The South African economy grew at a much subdued 0,3% year-on-year in the first half of the year, with low growth in most sectors of the economy.
Inflation is forecast to remain above the 6% level up to early next year, averaging 6,3% this year and 5,5% next year.
According to Jacques du Toit, Absa Home Loans, Interest rates have been hiked by a cumulative 75 basis points in the first quarter of 2016 and remained unchanged into the fourth quarter of the year. Despite inflation expected to breach the upper inflation target limit of 6% in coming months, domestic interest rates are forecast to remain unchanged in the rest of the year, with rate movements that will be dependent on trends in relevant economic and financial market data.
Continued consumer financial strain was evident up to the fourth quarter of 2016. Inflationary pressures persisted, interest rates have been rising since early 2014, while economic growth remained low and employment contracted up to mid-year.
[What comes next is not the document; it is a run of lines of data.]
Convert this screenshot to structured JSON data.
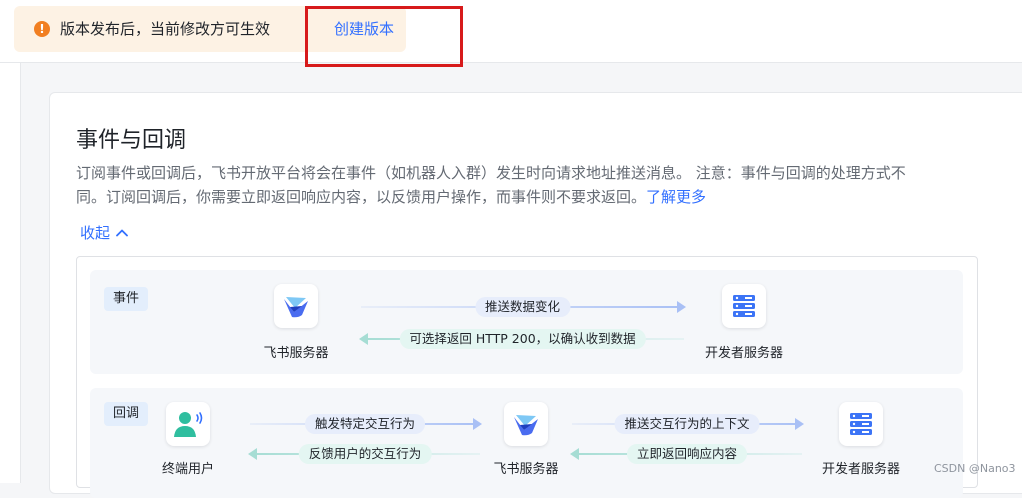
{
  "notice": {
    "icon": "warning-icon",
    "text": "版本发布后，当前修改方可生效",
    "link": "创建版本"
  },
  "section": {
    "title": "事件与回调",
    "description_line1": "订阅事件或回调后，飞书开放平台将会在事件（如机器人入群）发生时向请求地址推送消息。 注意：事件与回调的处理方式不",
    "description_line2": "同。订阅回调后，你需要立即返回响应内容，以反馈用户操作，而事件则不要求返回。",
    "learn_more": "了解更多",
    "collapse": "收起"
  },
  "diagram": {
    "event": {
      "tag": "事件",
      "from_label": "飞书服务器",
      "to_label": "开发者服务器",
      "forward_label": "推送数据变化",
      "backward_label": "可选择返回 HTTP 200，以确认收到数据"
    },
    "callback": {
      "tag": "回调",
      "user_label": "终端用户",
      "server_label": "飞书服务器",
      "dev_label": "开发者服务器",
      "user_to_server": "触发特定交互行为",
      "server_to_user": "反馈用户的交互行为",
      "server_to_dev": "推送交互行为的上下文",
      "dev_to_server": "立即返回响应内容"
    }
  },
  "colors": {
    "accent": "#3370ff",
    "warning": "#f17f21",
    "highlight_border": "#d71a1b",
    "forward_arrow": "#a9c0f5",
    "backward_arrow": "#a6ddd4"
  },
  "watermark": "CSDN @Nano3"
}
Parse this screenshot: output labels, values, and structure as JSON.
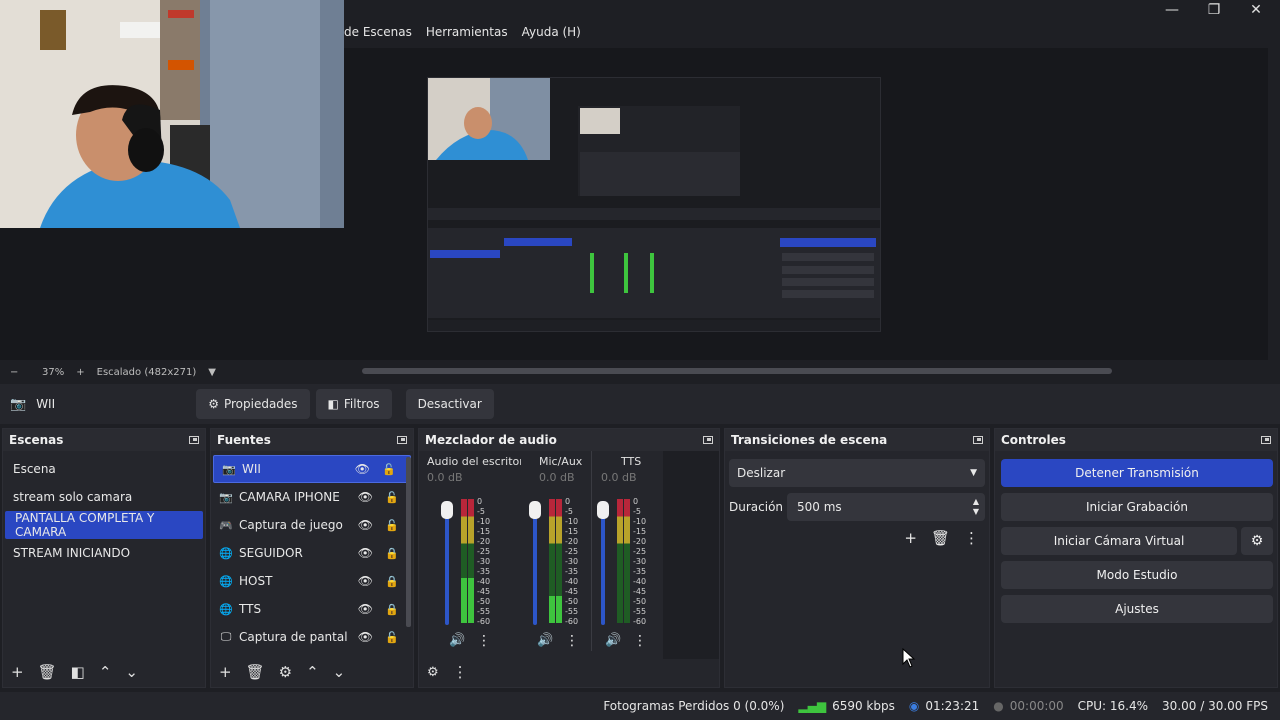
{
  "window": {
    "minimize_glyph": "—",
    "maximize_glyph": "❐",
    "close_glyph": "✕"
  },
  "menu": [
    "de Escenas",
    "Herramientas",
    "Ayuda (H)"
  ],
  "zoom": {
    "minus": "−",
    "value": "37%",
    "plus": "+",
    "scale": "Escalado (482x271)"
  },
  "source_toolbar": {
    "source_name": "WII",
    "properties": "Propiedades",
    "filters": "Filtros",
    "deactivate": "Desactivar"
  },
  "scenes": {
    "title": "Escenas",
    "items": [
      "Escena",
      "stream solo camara",
      "PANTALLA COMPLETA Y CAMARA",
      "STREAM INICIANDO"
    ],
    "selected_index": 2
  },
  "sources": {
    "title": "Fuentes",
    "items": [
      {
        "name": "WII",
        "icon": "camera-icon",
        "locked": false
      },
      {
        "name": "CAMARA IPHONE",
        "icon": "camera-icon",
        "locked": false
      },
      {
        "name": "Captura de juego",
        "icon": "gamepad-icon",
        "locked": false
      },
      {
        "name": "SEGUIDOR",
        "icon": "globe-icon",
        "locked": true
      },
      {
        "name": "HOST",
        "icon": "globe-icon",
        "locked": true
      },
      {
        "name": "TTS",
        "icon": "globe-icon",
        "locked": true
      },
      {
        "name": "Captura de pantalla",
        "icon": "monitor-icon",
        "locked": false
      }
    ],
    "selected_index": 0
  },
  "mixer": {
    "title": "Mezclador de audio",
    "channels": [
      {
        "name": "Audio del escritorio",
        "db": "0.0 dB",
        "level": 0.36
      },
      {
        "name": "Mic/Aux",
        "db": "0.0 dB",
        "level": 0.22
      },
      {
        "name": "TTS",
        "db": "0.0 dB",
        "level": 0
      }
    ],
    "ticks": [
      "0",
      "-5",
      "-10",
      "-15",
      "-20",
      "-25",
      "-30",
      "-35",
      "-40",
      "-45",
      "-50",
      "-55",
      "-60"
    ]
  },
  "transitions": {
    "title": "Transiciones de escena",
    "selected": "Deslizar",
    "duration_label": "Duración",
    "duration_value": "500 ms"
  },
  "controls": {
    "title": "Controles",
    "stop_stream": "Detener Transmisión",
    "start_recording": "Iniciar Grabación",
    "start_virtual_cam": "Iniciar Cámara Virtual",
    "studio_mode": "Modo Estudio",
    "settings": "Ajustes"
  },
  "status": {
    "dropped_frames": "Fotogramas Perdidos 0 (0.0%)",
    "bitrate": "6590 kbps",
    "stream_time": "01:23:21",
    "record_time": "00:00:00",
    "cpu": "CPU: 16.4%",
    "fps": "30.00 / 30.00 FPS"
  },
  "colors": {
    "accent": "#2a47c2",
    "bg": "#1e1f24",
    "panel": "#25262c",
    "meter_green": "#3ec43e",
    "meter_yellow": "#b9a32a",
    "meter_red": "#b8263a"
  }
}
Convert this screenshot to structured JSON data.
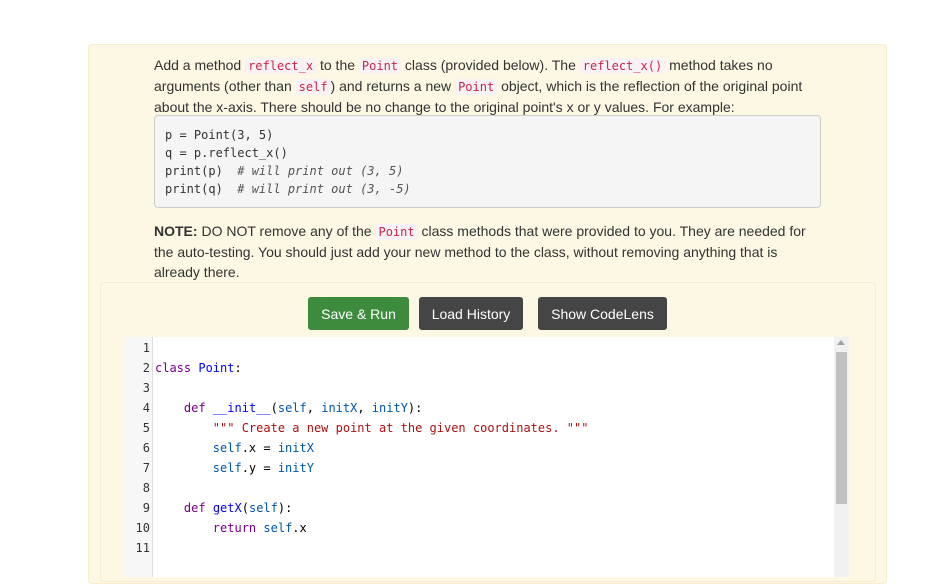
{
  "description": {
    "t1": "Add a method ",
    "c1": "reflect_x",
    "t2": " to the ",
    "c2": "Point",
    "t3": " class (provided below). The ",
    "c3": "reflect_x()",
    "t4": " method takes no arguments (other than ",
    "c4": "self",
    "t5": ") and returns a new ",
    "c5": "Point",
    "t6": " object, which is the reflection of the original point about the x-axis. There should be no change to the original point's x or y values. For example:"
  },
  "example": {
    "l1": "p = Point(3, 5)",
    "l2": "q = p.reflect_x()",
    "l3_code": "print(p)  ",
    "l3_comment": "# will print out (3, 5)",
    "l4_code": "print(q)  ",
    "l4_comment": "# will print out (3, -5)"
  },
  "note": {
    "bold": "NOTE:",
    "t1": " DO NOT remove any of the ",
    "code": "Point",
    "t2": " class methods that were provided to you. They are needed for the auto-testing. You should just add your new method to the class, without removing anything that is already there."
  },
  "buttons": {
    "save_run": "Save & Run",
    "load_history": "Load History",
    "show_codelens": "Show CodeLens"
  },
  "editor": {
    "line_numbers": [
      "1",
      "2",
      "3",
      "4",
      "5",
      "6",
      "7",
      "8",
      "9",
      "10",
      "11"
    ],
    "l2_kw": "class",
    "l2_name": "Point",
    "l2_end": ":",
    "l4_indent": "    ",
    "l4_kw": "def",
    "l4_name": "__init__",
    "l4_p1": "(",
    "l4_self": "self",
    "l4_c1": ", ",
    "l4_a1": "initX",
    "l4_c2": ", ",
    "l4_a2": "initY",
    "l4_end": "):",
    "l5_indent": "        ",
    "l5_str": "\"\"\" Create a new point at the given coordinates. \"\"\"",
    "l6_indent": "        ",
    "l6_self": "self",
    "l6_rest": ".x = ",
    "l6_val": "initX",
    "l7_indent": "        ",
    "l7_self": "self",
    "l7_rest": ".y = ",
    "l7_val": "initY",
    "l9_indent": "    ",
    "l9_kw": "def",
    "l9_name": "getX",
    "l9_p1": "(",
    "l9_self": "self",
    "l9_end": "):",
    "l10_indent": "        ",
    "l10_kw": "return",
    "l10_sp": " ",
    "l10_self": "self",
    "l10_rest": ".x"
  }
}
Consumers are to face further financial pressure over the short to medium term, which will impact credit risk profiles and confidence.
Price growth in respect of affordable housing (homes of 40 m² ─ 79 m² and priced up to R600 000 in 2016) slowed down further to a nominal 2,9% y/y in the third quarter of the year, from 3,9% y/y in the second quarter.
This brought the average price of a home in this segment of the market to around R425 000, with price growth on a downward trend since the fourth quarter of last year. In real terms, prices dropped by 2,9% y/y in the affordable segment in the third quarter.
The following price changes occurred in the three middle segment categories in the third quarter of 2016:
• Small houses (80 m² ─ 140 m²): 6,2% nominal and 0,2% real
• Medium-sized houses (141 m² ─ 220 m²): 5,1% nominal and -0,9% real
• Large houses (221 m² ─ 400 m²): 3% nominal and -2,8% y/y real
New and existing housing
In the third quarter of 2016 the average nominal price of a new house increased sharply by 16,1% y/y, after increasing by 9% y/y in the second quarter.
Accelerating building cost inflation and rising vacant land values in the second and third quarters of
the year may have contributed to the significantly higher price growth in new housing in these two quarters.
In real terms, price inflation of 9,5% y/y and 2,6% y/y was recorded with regard to new housing in the third and second quarters respectively.
The average price of an existing house increased by a nominal 3,5% y/y in the third quarter of the year, with some real price deflation of 2,4% y/y recorded. Nominal year-on-year growth in the average price of existing homes has been on a slowing trend since the fourth quarter of 2014.
The price trends in respect of new and existing housing imply that it was about R629 500 or 31,2% cheaper to have bought an existing house than to have had a new one built in the third quarter of 2016.
The cost of having a new house built showed a noticeable increase of 10,3% y/y in the third quarter of 2016, after rising by 8,3% y/y in the preceding quarter. Factors impacting building costs include building material costs, equipment costs, transport costs, labour costs, developer and contractor profit margins, and the cost of developing land for residential purposes. This also includes aspects such as finance costs, land values, the cost of rezoning, the cost of preparing land for construction, costs related to the installation and construction of physical infrastructure, and property holding costs in general.